The first Registrar of Deeds was Col. McMillan and he was succeeded in 1850 by Mr. James Bell, who in turn has been followed by Mr. James Armour.
In reviewing these offices one is impressed with the few changes witnessed in the last half century.
A paper on the legal history of this District would not be complete without referring to two events which if we are to judge from the demands made by the public upon the daily press of the day, are much more interesting than the dry bones of Civil Law. I refer to the execution of lsby [Ed. note: accepted spelling of this man’s name is “Easby“, but the author’s spelling has been retained in this article. To read the details of the Easby murder, see The Early History of Balderson’s Corners on this website.] and Baird, which are the only cases in the history of the County where the extreme penalty of the criminal has been exacted. We are all familiar with the history and the horrible details of lsby‘s crime and Baird‘s was equally deliberate and unprovoked though much less diabolical. I refer to these cases not for the purpose of dealing with the facts of the crimes but to show how decided a change had taken place in public sentiment in the District with reference to Capital punishment in the twenty years which intervened between the events. lsby was executed in 1832 and the day was a public holiday. Schools were closed, work of all kinds suspended, and settlers came from all parts of the District, bringing with them their families to witness an event which it was hoped would have a great moral influence on the community. The scaffold in this case was erected in front of the Court House and the roadway and every point of vantage was at a decided premium for hours before the time of execution. Isby was buried in the Old Church of England Cemetery, but by night so great was the excitement that his body was exhumed and was taken charge of by Dr. Wilson and assisted by A. Cameron, younger brother of Malcolm Cameron, and William Taylor a son of Josiah Taylor, Post Master, both of whom were medical students at the time. They skinned the body. The hide was tanned in a tannery which stood on Foster street about where Wilson‘s shoe store now is. It was then cut into small squares and found a ready sale in Perth. The price paid being in many cases as high as $2.00, which in the early days, when money was a scarce commodity, was a considerable price. Col. Powell was Sheriff at the time of Isby‘s execution, but it is not known who the hangman was. The event was so popular however that dozens volunteered for the position.

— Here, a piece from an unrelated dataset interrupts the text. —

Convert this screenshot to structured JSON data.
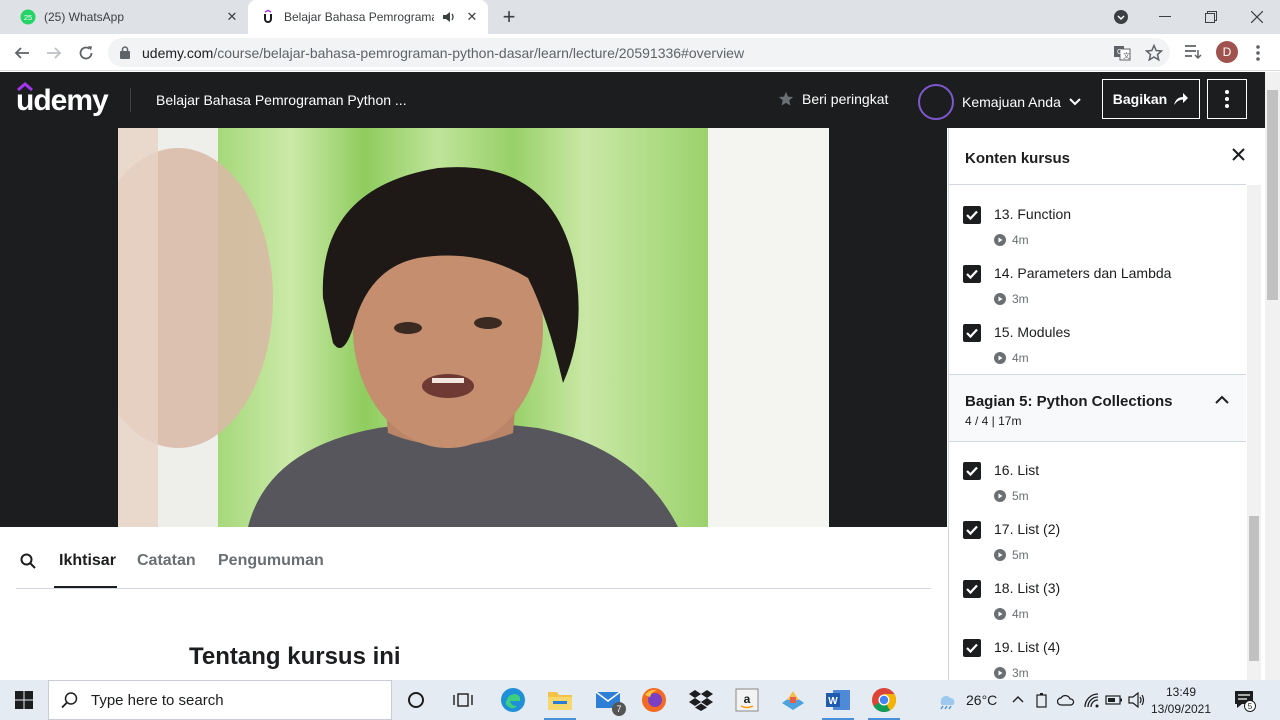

Public opinion had undergone a change however by 1851 when Baird was executed, and Sheriff Dickson found great difficulty in securing the services of a man to officiate. As a last resort he invoked the services of the authorities and a proposition was made to a prisoner in the Kingston Penitentiary, that if he would accept the position he would receive a pardon. This was accepted by the prisoner and he came to Perth in charge of a guard. He was kept in gaol here the night before. All that night and the next day there were rumors of an intention on the part of a section of the community to lynch the hangman. The authorities feared trouble and after the execution the hangman was smuggled into the Registry Office which was then presided over by Mr. Bell, and concealed in the vault in that building. At this time the stage from here to Brockville went by way of Smiths Falls and the hangman was taken from the Registry Office away down below the Red bridge, and there awaited the stage. The crowd were of course under the impression that he was in the gaol, and when the stage did not call there, thought his departure was being delayed.
It is a matter of gratification to know that during the term our present Sheriff has occupied the position, which is forty-six years, it has not been necessary for him to arrange the details of Capital punishment, although to use his own words there have been several close calls.